**EXERCISE INSTRUCTIONS**
All records after this line are to be returned verbatim.

(EXTRACTED INFORMATION begins)

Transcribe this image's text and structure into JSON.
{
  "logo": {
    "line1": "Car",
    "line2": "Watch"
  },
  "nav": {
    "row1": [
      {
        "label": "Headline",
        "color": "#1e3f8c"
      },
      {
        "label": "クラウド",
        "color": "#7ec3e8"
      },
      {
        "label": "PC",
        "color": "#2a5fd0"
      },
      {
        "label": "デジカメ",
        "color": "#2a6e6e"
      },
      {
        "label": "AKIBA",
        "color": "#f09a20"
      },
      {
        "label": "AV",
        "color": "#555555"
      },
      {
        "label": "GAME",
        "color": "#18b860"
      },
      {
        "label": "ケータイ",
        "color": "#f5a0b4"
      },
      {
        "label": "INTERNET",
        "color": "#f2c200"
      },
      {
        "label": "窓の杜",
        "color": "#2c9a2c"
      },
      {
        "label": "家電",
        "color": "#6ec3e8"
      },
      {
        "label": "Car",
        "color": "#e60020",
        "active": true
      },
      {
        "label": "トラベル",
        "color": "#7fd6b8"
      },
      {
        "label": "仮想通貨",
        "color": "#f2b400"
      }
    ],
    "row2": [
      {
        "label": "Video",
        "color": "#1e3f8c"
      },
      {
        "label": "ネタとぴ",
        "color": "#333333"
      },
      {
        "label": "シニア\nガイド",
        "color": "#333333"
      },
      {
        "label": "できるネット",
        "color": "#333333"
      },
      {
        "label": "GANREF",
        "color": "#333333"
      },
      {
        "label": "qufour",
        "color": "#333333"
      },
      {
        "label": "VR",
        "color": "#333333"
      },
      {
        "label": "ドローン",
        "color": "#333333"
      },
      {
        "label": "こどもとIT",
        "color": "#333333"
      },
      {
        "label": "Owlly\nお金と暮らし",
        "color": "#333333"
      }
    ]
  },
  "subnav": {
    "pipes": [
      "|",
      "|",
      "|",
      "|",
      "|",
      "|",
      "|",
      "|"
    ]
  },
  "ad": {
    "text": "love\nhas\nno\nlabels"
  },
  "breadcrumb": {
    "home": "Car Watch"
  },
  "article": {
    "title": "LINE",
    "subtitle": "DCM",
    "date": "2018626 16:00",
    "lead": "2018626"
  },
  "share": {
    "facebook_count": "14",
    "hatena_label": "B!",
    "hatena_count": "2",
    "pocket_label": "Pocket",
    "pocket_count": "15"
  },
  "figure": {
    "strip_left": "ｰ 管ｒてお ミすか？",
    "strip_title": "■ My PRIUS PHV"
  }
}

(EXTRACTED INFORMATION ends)

**SOLUTION**
Transcribe this image's text and structure into JSON.
{
  "logo": {
    "line1": "Car",
    "line2": "Watch"
  },
  "nav": {
    "row1": [
      {
        "label": "Headline",
        "color": "#1e3f8c"
      },
      {
        "label": "クラウド",
        "color": "#7ec3e8"
      },
      {
        "label": "PC",
        "color": "#2a5fd0"
      },
      {
        "label": "デジカメ",
        "color": "#2a6e6e"
      },
      {
        "label": "AKIBA",
        "color": "#f09a20"
      },
      {
        "label": "AV",
        "color": "#555555"
      },
      {
        "label": "GAME",
        "color": "#18b860"
      },
      {
        "label": "ケータイ",
        "color": "#f5a0b4"
      },
      {
        "label": "INTERNET",
        "color": "#f2c200"
      },
      {
        "label": "窓の杜",
        "color": "#2c9a2c"
      },
      {
        "label": "家電",
        "color": "#6ec3e8"
      },
      {
        "label": "Car",
        "color": "#e60020",
        "active": true
      },
      {
        "label": "トラベル",
        "color": "#7fd6b8"
      },
      {
        "label": "仮想通貨",
        "color": "#f2b400"
      }
    ],
    "row2": [
      {
        "label": "Video",
        "color": "#1e3f8c"
      },
      {
        "label": "ネタとぴ",
        "color": "#333333"
      },
      {
        "label": "シニア\nガイド",
        "color": "#333333"
      },
      {
        "label": "できるネット",
        "color": "#333333"
      },
      {
        "label": "GANREF",
        "color": "#333333"
      },
      {
        "label": "qufour",
        "color": "#333333"
      },
      {
        "label": "VR",
        "color": "#333333"
      },
      {
        "label": "ドローン",
        "color": "#333333"
      },
      {
        "label": "こどもとIT",
        "color": "#333333"
      },
      {
        "label": "Owlly\nお金と暮らし",
        "color": "#333333"
      }
    ]
  },
  "subnav": {
    "pipes": [
      "|",
      "|",
      "|",
      "|",
      "|",
      "|",
      "|",
      "|"
    ]
  },
  "ad": {
    "text": "love\nhas\nno\nlabels"
  },
  "breadcrumb": {
    "home": "Car Watch"
  },
  "article": {
    "title": "LINE",
    "subtitle": "DCM",
    "date": "2018626 16:00",
    "lead": "2018626"
  },
  "share": {
    "facebook_count": "14",
    "hatena_label": "B!",
    "hatena_count": "2",
    "pocket_label": "Pocket",
    "pocket_count": "15"
  },
  "figure": {
    "strip_left": "ｰ 管ｒてお ミすか？",
    "strip_title": "■ My PRIUS PHV"
  }
}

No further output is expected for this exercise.